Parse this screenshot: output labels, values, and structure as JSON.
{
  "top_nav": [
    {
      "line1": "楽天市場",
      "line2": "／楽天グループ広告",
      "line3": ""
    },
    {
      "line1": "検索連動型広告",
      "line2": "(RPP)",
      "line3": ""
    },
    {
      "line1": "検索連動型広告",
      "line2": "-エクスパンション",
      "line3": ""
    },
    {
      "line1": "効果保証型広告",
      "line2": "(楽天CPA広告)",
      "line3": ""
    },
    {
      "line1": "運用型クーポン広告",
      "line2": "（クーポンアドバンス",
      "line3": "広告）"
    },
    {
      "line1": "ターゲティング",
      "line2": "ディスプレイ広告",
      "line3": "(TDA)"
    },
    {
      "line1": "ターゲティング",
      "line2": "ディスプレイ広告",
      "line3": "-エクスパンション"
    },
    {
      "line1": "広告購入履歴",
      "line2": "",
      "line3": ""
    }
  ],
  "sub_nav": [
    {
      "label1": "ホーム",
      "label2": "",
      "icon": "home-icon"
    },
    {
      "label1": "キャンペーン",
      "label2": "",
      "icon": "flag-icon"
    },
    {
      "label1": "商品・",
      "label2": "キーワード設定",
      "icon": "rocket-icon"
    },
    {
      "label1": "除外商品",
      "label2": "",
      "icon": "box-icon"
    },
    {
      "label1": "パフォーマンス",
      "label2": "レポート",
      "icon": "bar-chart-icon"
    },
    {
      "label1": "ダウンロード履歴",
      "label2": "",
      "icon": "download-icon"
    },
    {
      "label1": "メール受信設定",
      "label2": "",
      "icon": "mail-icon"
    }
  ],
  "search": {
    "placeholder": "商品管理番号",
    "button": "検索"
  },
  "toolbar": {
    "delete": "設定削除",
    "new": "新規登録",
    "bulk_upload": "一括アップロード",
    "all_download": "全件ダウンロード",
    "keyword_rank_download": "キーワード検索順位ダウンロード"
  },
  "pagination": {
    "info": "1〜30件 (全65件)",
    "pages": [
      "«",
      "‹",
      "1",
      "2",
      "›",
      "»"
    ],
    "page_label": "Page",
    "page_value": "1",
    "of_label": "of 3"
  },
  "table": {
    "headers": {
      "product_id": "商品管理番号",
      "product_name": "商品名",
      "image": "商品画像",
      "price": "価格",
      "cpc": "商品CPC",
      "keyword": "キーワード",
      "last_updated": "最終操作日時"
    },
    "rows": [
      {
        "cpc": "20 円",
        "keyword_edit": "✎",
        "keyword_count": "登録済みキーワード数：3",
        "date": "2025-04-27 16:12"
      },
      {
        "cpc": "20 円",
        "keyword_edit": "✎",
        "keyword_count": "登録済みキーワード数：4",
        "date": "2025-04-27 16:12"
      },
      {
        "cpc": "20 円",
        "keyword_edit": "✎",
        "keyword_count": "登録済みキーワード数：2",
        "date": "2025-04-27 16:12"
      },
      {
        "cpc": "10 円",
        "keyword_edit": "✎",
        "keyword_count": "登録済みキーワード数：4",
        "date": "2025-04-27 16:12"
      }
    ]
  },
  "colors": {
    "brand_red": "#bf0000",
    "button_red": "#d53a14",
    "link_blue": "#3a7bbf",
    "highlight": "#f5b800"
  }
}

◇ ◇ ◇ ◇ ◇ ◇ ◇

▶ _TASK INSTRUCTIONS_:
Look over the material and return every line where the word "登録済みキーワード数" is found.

▶ _EXPECTED ANSWER_:
        "keyword_count": "登録済みキーワード数：3",
        "keyword_count": "登録済みキーワード数：4",
        "keyword_count": "登録済みキーワード数：2",
        "keyword_count": "登録済みキーワード数：4",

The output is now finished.